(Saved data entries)
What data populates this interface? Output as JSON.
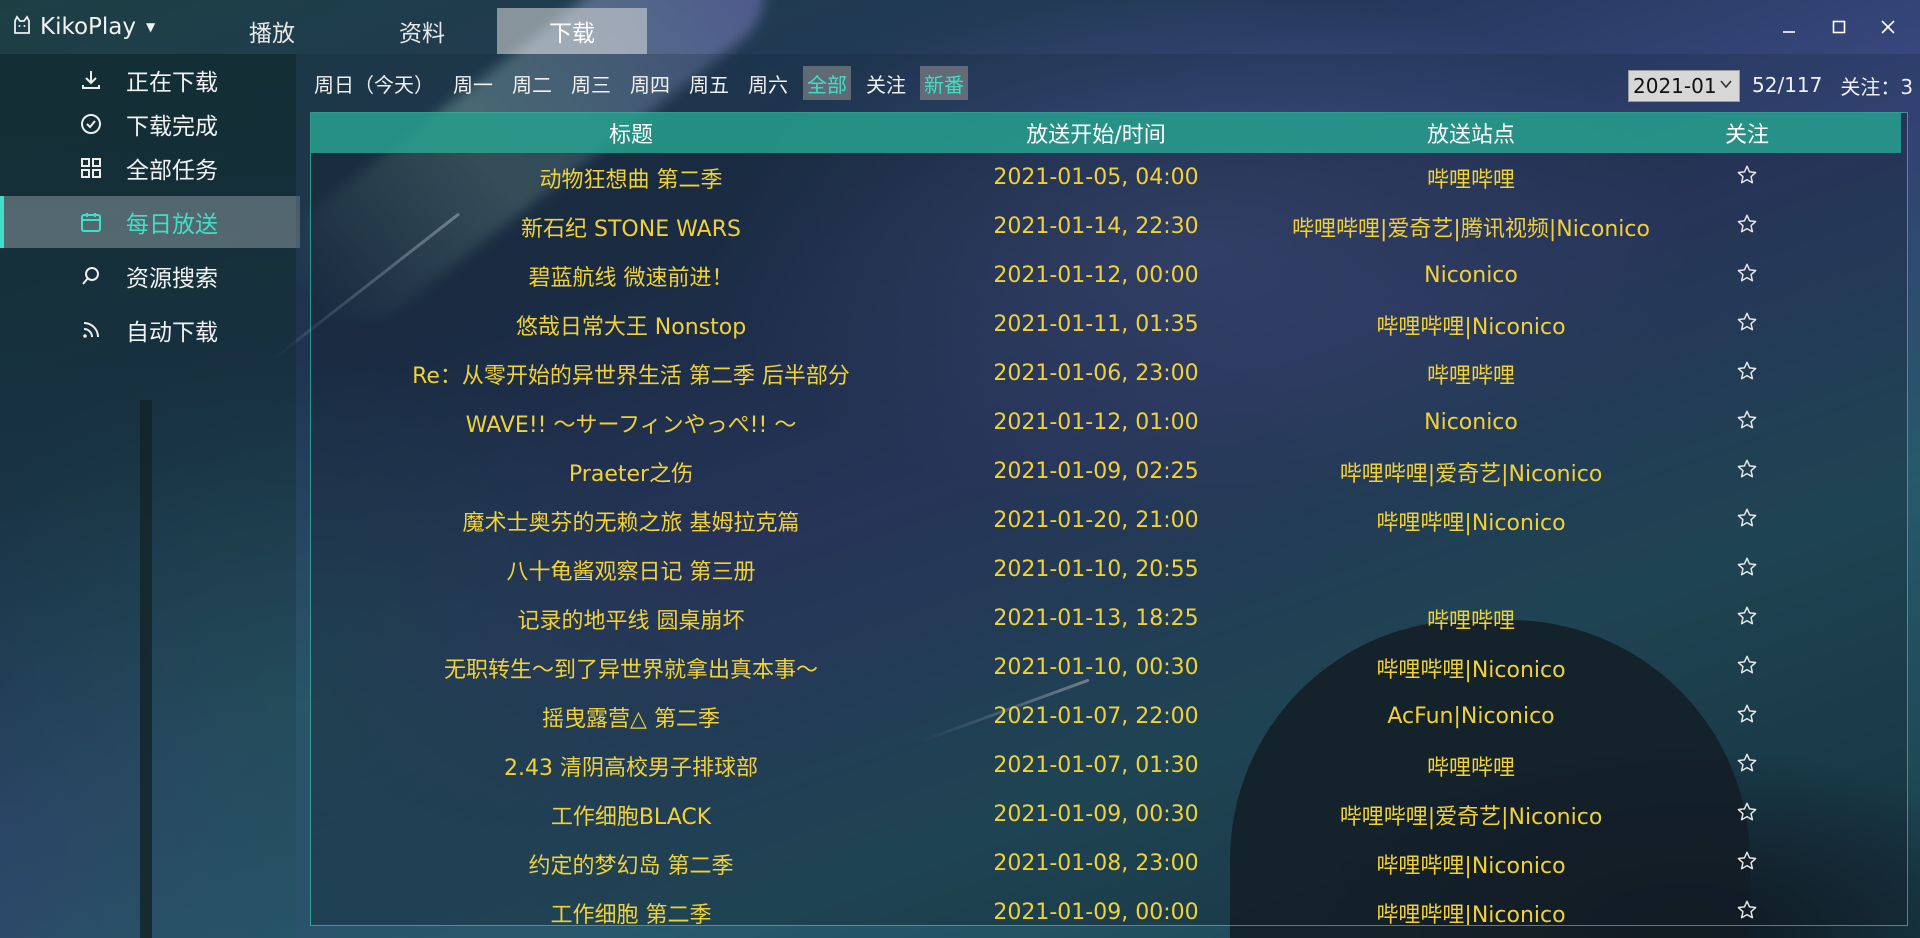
{
  "app": {
    "name": "KikoPlay",
    "tabs": [
      {
        "label": "播放",
        "active": false
      },
      {
        "label": "资料",
        "active": false
      },
      {
        "label": "下载",
        "active": true
      }
    ],
    "window_controls": [
      "minimize-icon",
      "maximize-icon",
      "close-icon"
    ]
  },
  "sidebar": {
    "items": [
      {
        "label": "正在下载",
        "icon": "download-icon",
        "active": false
      },
      {
        "label": "下载完成",
        "icon": "check-circle-icon",
        "active": false
      },
      {
        "label": "全部任务",
        "icon": "grid-icon",
        "active": false
      },
      {
        "label": "每日放送",
        "icon": "calendar-icon",
        "active": true
      },
      {
        "label": "资源搜索",
        "icon": "search-icon",
        "active": false
      },
      {
        "label": "自动下载",
        "icon": "rss-icon",
        "active": false
      }
    ]
  },
  "filters": {
    "days": [
      {
        "label": "周日（今天）",
        "selected": false
      },
      {
        "label": "周一",
        "selected": false
      },
      {
        "label": "周二",
        "selected": false
      },
      {
        "label": "周三",
        "selected": false
      },
      {
        "label": "周四",
        "selected": false
      },
      {
        "label": "周五",
        "selected": false
      },
      {
        "label": "周六",
        "selected": false
      },
      {
        "label": "全部",
        "selected": true
      },
      {
        "label": "关注",
        "selected": false
      },
      {
        "label": "新番",
        "selected": true
      }
    ],
    "month": "2021-01",
    "count": "52/117",
    "following": "关注：3"
  },
  "table": {
    "headers": {
      "title": "标题",
      "time": "放送开始/时间",
      "site": "放送站点",
      "follow": "关注"
    },
    "rows": [
      {
        "title": "动物狂想曲 第二季",
        "time": "2021-01-05, 04:00",
        "site": "哔哩哔哩"
      },
      {
        "title": "新石纪 STONE WARS",
        "time": "2021-01-14, 22:30",
        "site": "哔哩哔哩|爱奇艺|腾讯视频|Niconico"
      },
      {
        "title": "碧蓝航线 微速前进！",
        "time": "2021-01-12, 00:00",
        "site": "Niconico"
      },
      {
        "title": "悠哉日常大王 Nonstop",
        "time": "2021-01-11, 01:35",
        "site": "哔哩哔哩|Niconico"
      },
      {
        "title": "Re：从零开始的异世界生活 第二季 后半部分",
        "time": "2021-01-06, 23:00",
        "site": "哔哩哔哩"
      },
      {
        "title": "WAVE!! ～サーフィンやっぺ!! ～",
        "time": "2021-01-12, 01:00",
        "site": "Niconico"
      },
      {
        "title": "Praeter之伤",
        "time": "2021-01-09, 02:25",
        "site": "哔哩哔哩|爱奇艺|Niconico"
      },
      {
        "title": "魔术士奥芬的无赖之旅 基姆拉克篇",
        "time": "2021-01-20, 21:00",
        "site": "哔哩哔哩|Niconico"
      },
      {
        "title": "八十龟酱观察日记 第三册",
        "time": "2021-01-10, 20:55",
        "site": ""
      },
      {
        "title": "记录的地平线 圆桌崩坏",
        "time": "2021-01-13, 18:25",
        "site": "哔哩哔哩"
      },
      {
        "title": "无职转生～到了异世界就拿出真本事～",
        "time": "2021-01-10, 00:30",
        "site": "哔哩哔哩|Niconico"
      },
      {
        "title": "摇曳露营△ 第二季",
        "time": "2021-01-07, 22:00",
        "site": "AcFun|Niconico"
      },
      {
        "title": "2.43 清阴高校男子排球部",
        "time": "2021-01-07, 01:30",
        "site": "哔哩哔哩"
      },
      {
        "title": "工作细胞BLACK",
        "time": "2021-01-09, 00:30",
        "site": "哔哩哔哩|爱奇艺|Niconico"
      },
      {
        "title": "约定的梦幻岛 第二季",
        "time": "2021-01-08, 23:00",
        "site": "哔哩哔哩|Niconico"
      },
      {
        "title": "工作细胞 第二季",
        "time": "2021-01-09, 00:00",
        "site": "哔哩哔哩|Niconico"
      }
    ]
  },
  "colors": {
    "accent": "#3fe0c6",
    "row_text": "#f1d13a",
    "header_bg": "#2aa996"
  }
}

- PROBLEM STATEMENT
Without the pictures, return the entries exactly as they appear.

- WRITTEN REPLY
What data populates this interface? Output as JSON.
{
  "app": {
    "name": "KikoPlay",
    "tabs": [
      {
        "label": "播放",
        "active": false
      },
      {
        "label": "资料",
        "active": false
      },
      {
        "label": "下载",
        "active": true
      }
    ],
    "window_controls": [
      "minimize-icon",
      "maximize-icon",
      "close-icon"
    ]
  },
  "sidebar": {
    "items": [
      {
        "label": "正在下载",
        "icon": "download-icon",
        "active": false
      },
      {
        "label": "下载完成",
        "icon": "check-circle-icon",
        "active": false
      },
      {
        "label": "全部任务",
        "icon": "grid-icon",
        "active": false
      },
      {
        "label": "每日放送",
        "icon": "calendar-icon",
        "active": true
      },
      {
        "label": "资源搜索",
        "icon": "search-icon",
        "active": false
      },
      {
        "label": "自动下载",
        "icon": "rss-icon",
        "active": false
      }
    ]
  },
  "filters": {
    "days": [
      {
        "label": "周日（今天）",
        "selected": false
      },
      {
        "label": "周一",
        "selected": false
      },
      {
        "label": "周二",
        "selected": false
      },
      {
        "label": "周三",
        "selected": false
      },
      {
        "label": "周四",
        "selected": false
      },
      {
        "label": "周五",
        "selected": false
      },
      {
        "label": "周六",
        "selected": false
      },
      {
        "label": "全部",
        "selected": true
      },
      {
        "label": "关注",
        "selected": false
      },
      {
        "label": "新番",
        "selected": true
      }
    ],
    "month": "2021-01",
    "count": "52/117",
    "following": "关注：3"
  },
  "table": {
    "headers": {
      "title": "标题",
      "time": "放送开始/时间",
      "site": "放送站点",
      "follow": "关注"
    },
    "rows": [
      {
        "title": "动物狂想曲 第二季",
        "time": "2021-01-05, 04:00",
        "site": "哔哩哔哩"
      },
      {
        "title": "新石纪 STONE WARS",
        "time": "2021-01-14, 22:30",
        "site": "哔哩哔哩|爱奇艺|腾讯视频|Niconico"
      },
      {
        "title": "碧蓝航线 微速前进！",
        "time": "2021-01-12, 00:00",
        "site": "Niconico"
      },
      {
        "title": "悠哉日常大王 Nonstop",
        "time": "2021-01-11, 01:35",
        "site": "哔哩哔哩|Niconico"
      },
      {
        "title": "Re：从零开始的异世界生活 第二季 后半部分",
        "time": "2021-01-06, 23:00",
        "site": "哔哩哔哩"
      },
      {
        "title": "WAVE!! ～サーフィンやっぺ!! ～",
        "time": "2021-01-12, 01:00",
        "site": "Niconico"
      },
      {
        "title": "Praeter之伤",
        "time": "2021-01-09, 02:25",
        "site": "哔哩哔哩|爱奇艺|Niconico"
      },
      {
        "title": "魔术士奥芬的无赖之旅 基姆拉克篇",
        "time": "2021-01-20, 21:00",
        "site": "哔哩哔哩|Niconico"
      },
      {
        "title": "八十龟酱观察日记 第三册",
        "time": "2021-01-10, 20:55",
        "site": ""
      },
      {
        "title": "记录的地平线 圆桌崩坏",
        "time": "2021-01-13, 18:25",
        "site": "哔哩哔哩"
      },
      {
        "title": "无职转生～到了异世界就拿出真本事～",
        "time": "2021-01-10, 00:30",
        "site": "哔哩哔哩|Niconico"
      },
      {
        "title": "摇曳露营△ 第二季",
        "time": "2021-01-07, 22:00",
        "site": "AcFun|Niconico"
      },
      {
        "title": "2.43 清阴高校男子排球部",
        "time": "2021-01-07, 01:30",
        "site": "哔哩哔哩"
      },
      {
        "title": "工作细胞BLACK",
        "time": "2021-01-09, 00:30",
        "site": "哔哩哔哩|爱奇艺|Niconico"
      },
      {
        "title": "约定的梦幻岛 第二季",
        "time": "2021-01-08, 23:00",
        "site": "哔哩哔哩|Niconico"
      },
      {
        "title": "工作细胞 第二季",
        "time": "2021-01-09, 00:00",
        "site": "哔哩哔哩|Niconico"
      }
    ]
  },
  "colors": {
    "accent": "#3fe0c6",
    "row_text": "#f1d13a",
    "header_bg": "#2aa996"
  }
}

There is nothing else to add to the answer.